The herbal pleasures of this watery wild incorporate the biggest number of the United States rarest species, including a record number of Florida illustrious palms, endemic freshwater plants, fourteen kinds of local bromeliads and 44 unique types of orchids, including the elusive, and at one point highly controversial, ghost orchid.
Exploring this huge wild place takes guts and a good knowledge of the wilderness, aside from the one mild introduction to this place: the Big Cypress Bend promenade off US 41 west of Everglades City. This half-mile raised walkway winds between antiquated uncovered cypress shaggy with bromeliads. This maybe the only safe stretch for visitors; the rest is the untamed wilderness.
The southern bit of the Fakahatchee Strand Preserve is a standout amongst the most bountiful estuarine biological systems on the planet. Underneath the surface, where crisp water continuously turns out to be more saline, perfect conditions exist for bringing forth and the advancement of fry of industrially and recreationally vital fish species. Rookeries of birds shading the scene with specks of white, blue and pink can be seen all over. Canoeists and kayakers appreciate exploring in the midst of the grand magnificence. Fishermen work on the mangrove-embraced backwaters for snapper, snook, tarpon and redfish. West Indian manatees drift about in slow movements while American alligators sneak beneath the murky waters to hide their presence, slipping all through the tannic water to loll in the sun. On the seaside keys of the Ten Thousand Islands, loggerhead and green ocean turtles return every year to settle on similar spits of white sand shoreline from which they themselves once developed.

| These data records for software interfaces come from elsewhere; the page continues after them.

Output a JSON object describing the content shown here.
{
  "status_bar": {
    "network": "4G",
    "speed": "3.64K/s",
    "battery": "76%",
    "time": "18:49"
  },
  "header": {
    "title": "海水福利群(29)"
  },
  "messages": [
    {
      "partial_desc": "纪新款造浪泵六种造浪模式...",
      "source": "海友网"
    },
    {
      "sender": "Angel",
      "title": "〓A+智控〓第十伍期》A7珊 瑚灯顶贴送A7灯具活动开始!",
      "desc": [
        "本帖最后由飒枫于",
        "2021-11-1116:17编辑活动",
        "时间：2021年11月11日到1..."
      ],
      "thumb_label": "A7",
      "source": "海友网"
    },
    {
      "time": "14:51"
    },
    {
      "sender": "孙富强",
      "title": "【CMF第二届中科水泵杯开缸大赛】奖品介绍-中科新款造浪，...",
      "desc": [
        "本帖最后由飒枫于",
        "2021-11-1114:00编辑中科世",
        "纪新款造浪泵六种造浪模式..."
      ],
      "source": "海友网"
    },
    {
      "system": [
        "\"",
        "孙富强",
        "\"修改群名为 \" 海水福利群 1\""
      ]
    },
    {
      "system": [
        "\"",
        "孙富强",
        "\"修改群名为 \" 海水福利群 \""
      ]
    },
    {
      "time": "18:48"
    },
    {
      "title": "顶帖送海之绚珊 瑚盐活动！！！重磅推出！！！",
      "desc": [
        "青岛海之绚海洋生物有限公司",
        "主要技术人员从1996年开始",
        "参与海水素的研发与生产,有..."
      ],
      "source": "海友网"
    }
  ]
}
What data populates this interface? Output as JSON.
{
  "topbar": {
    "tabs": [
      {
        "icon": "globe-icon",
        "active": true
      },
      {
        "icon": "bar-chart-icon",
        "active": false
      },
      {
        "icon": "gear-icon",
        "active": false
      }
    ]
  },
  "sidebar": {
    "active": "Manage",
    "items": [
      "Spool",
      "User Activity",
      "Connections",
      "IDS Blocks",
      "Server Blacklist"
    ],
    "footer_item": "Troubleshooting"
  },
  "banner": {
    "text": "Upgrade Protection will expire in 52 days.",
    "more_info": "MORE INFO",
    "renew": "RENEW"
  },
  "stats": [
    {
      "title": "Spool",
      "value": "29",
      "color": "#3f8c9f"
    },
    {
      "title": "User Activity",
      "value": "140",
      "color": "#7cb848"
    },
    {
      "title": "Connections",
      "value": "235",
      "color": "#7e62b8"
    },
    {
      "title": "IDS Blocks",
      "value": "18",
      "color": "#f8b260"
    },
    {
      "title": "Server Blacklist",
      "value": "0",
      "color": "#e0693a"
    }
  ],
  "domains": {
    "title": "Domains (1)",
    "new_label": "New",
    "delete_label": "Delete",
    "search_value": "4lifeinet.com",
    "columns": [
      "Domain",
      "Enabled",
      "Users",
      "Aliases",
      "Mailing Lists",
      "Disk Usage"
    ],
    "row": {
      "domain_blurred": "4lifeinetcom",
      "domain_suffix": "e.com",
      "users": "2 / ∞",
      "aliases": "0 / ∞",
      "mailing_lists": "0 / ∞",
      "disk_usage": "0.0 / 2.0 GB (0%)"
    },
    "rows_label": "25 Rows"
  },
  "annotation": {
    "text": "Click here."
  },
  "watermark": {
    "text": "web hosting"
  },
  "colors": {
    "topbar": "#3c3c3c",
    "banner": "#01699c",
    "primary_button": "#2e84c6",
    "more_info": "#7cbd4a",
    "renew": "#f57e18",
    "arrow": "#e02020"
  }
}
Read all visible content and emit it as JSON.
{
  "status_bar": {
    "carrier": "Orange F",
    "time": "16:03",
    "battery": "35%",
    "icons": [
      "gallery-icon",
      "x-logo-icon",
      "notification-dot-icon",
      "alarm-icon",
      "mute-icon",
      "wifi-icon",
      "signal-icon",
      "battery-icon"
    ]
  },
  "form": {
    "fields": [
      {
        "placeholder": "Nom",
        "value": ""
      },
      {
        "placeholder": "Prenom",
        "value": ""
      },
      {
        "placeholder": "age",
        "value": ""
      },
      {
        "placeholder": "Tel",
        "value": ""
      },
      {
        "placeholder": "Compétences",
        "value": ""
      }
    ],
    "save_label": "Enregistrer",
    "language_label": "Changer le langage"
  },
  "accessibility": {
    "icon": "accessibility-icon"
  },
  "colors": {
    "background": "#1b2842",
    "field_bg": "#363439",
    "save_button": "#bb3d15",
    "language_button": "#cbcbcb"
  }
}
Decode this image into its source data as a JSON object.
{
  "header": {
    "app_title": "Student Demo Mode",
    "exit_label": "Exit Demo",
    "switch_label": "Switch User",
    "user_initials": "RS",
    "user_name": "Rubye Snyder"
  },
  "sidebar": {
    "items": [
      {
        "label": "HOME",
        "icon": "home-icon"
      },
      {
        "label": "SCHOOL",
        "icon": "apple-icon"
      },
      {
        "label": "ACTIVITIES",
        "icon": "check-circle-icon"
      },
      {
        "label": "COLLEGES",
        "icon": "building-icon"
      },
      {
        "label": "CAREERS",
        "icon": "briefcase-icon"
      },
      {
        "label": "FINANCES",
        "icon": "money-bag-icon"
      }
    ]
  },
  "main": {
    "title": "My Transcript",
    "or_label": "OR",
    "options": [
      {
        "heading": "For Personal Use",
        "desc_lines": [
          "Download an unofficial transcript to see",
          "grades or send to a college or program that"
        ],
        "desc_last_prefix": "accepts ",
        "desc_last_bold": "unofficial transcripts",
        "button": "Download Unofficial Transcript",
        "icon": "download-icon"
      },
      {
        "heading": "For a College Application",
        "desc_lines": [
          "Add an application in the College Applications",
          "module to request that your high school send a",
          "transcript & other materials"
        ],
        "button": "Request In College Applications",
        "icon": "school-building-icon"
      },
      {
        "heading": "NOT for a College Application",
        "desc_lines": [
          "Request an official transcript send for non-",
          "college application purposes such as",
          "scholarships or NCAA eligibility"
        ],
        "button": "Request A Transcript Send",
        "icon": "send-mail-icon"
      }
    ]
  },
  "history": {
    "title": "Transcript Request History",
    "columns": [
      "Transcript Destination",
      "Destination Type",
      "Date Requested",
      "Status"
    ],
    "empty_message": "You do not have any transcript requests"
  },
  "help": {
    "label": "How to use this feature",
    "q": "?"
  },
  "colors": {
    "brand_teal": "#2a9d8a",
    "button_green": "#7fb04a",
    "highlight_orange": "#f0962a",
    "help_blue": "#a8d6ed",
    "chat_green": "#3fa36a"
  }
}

We mentioned so many different forms of life in this short article alone. Imagine what it’s like to actually be in this place and discover more, so better visit The Fakahatchee Strand Preserve State Park for a real pleasant surprise.